Most tourists roaming the 750,000 square foot Prague Castle, which Guinness recognizes as the largest ancient castle in the world, are probably surprised to be confronted with an existential riddle in the form of a giant-skull bearing beggar on all fours.
Jaroslav Róna, who also created the Franz Kafka statue nearby, is a rather prolific surrealist sculptor. In the 1980s he helped found the Czech art group Tvrdohlaví (The Stubborn). He built Podobenství s Lebkou, aka “Parable with Skull” in 1993, a bronze sculpture of a beggar weighed down by a large skull resides on a thick slab of aging wood.
The sculpture used to be found at the eastern end of the Golden Lane by Prague Castle’s Daliborka Tower, where Dalibor of Kozojedy, known as the Robin Hood of Czechia, was said to have played the violin while waiting out his days.
Parable with Skull is based on one of Kafka’s characters—the “beggar, who, with the death rattle already in his throat, insists on dying on the doorstep” from The Bucket Rider. The sculpture tends to intrigue and even confuse those who visit the castle without prior knowledge of Róna’s surrealist works. There’s also a surprise at the rear end of the statue: the beggar’s dangling bronze testicles are displayed quite prominently, often shocking admirers of the piece.

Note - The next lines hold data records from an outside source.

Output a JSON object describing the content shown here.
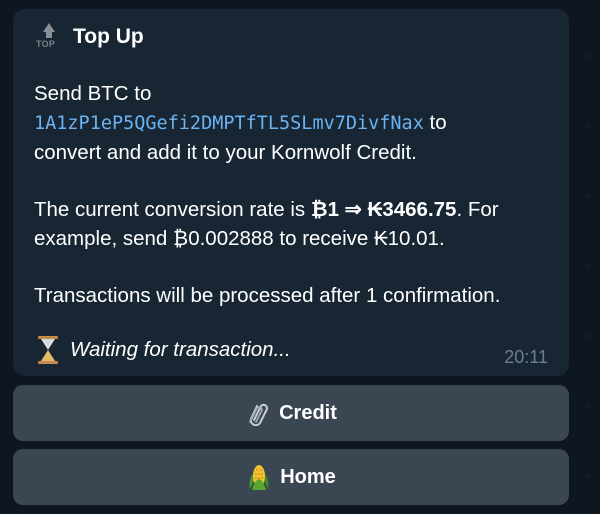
{
  "message": {
    "title": "Top Up",
    "title_icon": "top-arrow-icon",
    "title_icon_label": "TOP",
    "line1_prefix": "Send BTC to",
    "address": "1A1zP1eP5QGefi2DMPTfTL5SLmv7DivfNax",
    "line1_suffix": " to",
    "line2": "convert and add it to your Kornwolf Credit.",
    "rate_prefix": "The current conversion rate is ",
    "rate_value": "₿1 ⇒ ₭3466.75",
    "rate_suffix": ". For",
    "example_line": "example, send ₿0.002888 to receive ₭10.01.",
    "processing_line": "Transactions will be processed after 1 confirmation.",
    "status_icon": "hourglass-icon",
    "status_text": "Waiting for transaction...",
    "time": "20:11"
  },
  "keyboard": {
    "credit_label": "Credit",
    "credit_icon": "paperclip-icon",
    "home_label": "Home",
    "home_icon": "corn-icon"
  },
  "colors": {
    "background": "#0e1621",
    "bubble": "#182533",
    "link": "#6ab3f3",
    "time": "#6d7f8f",
    "button": "#3a4652"
  }
}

Prague is a city known for its strange public sculptures, and Róna’s are among the strangest, but Parable with Skull isn’t a public work. To see the strange crawling man, one must pay admission to tour Prague Castle.

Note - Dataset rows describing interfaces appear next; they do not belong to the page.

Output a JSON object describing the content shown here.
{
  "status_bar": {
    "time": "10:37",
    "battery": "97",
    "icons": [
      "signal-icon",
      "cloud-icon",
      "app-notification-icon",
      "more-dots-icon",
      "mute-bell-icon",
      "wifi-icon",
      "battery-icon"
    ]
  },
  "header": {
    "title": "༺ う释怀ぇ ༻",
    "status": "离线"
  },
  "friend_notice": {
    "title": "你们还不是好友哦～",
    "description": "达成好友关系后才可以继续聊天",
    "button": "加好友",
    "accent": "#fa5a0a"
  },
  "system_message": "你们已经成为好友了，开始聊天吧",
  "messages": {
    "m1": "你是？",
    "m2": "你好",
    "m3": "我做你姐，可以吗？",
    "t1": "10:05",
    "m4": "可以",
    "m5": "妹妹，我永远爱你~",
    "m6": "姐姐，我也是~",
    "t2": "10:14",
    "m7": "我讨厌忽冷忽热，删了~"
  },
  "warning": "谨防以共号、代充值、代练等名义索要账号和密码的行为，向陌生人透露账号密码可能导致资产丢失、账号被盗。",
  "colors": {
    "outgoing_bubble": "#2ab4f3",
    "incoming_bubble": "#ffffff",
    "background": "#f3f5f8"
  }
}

Update: It is currently found at the Convent of St. Agnes (one of the National Gallery museums), in the part of the sculpture garden that wraps around the church portion, on the walkway towards the north convent garden.
Know Before You Go
Access to the convent and gardens are free, there's an entrance fee to the art exhibition.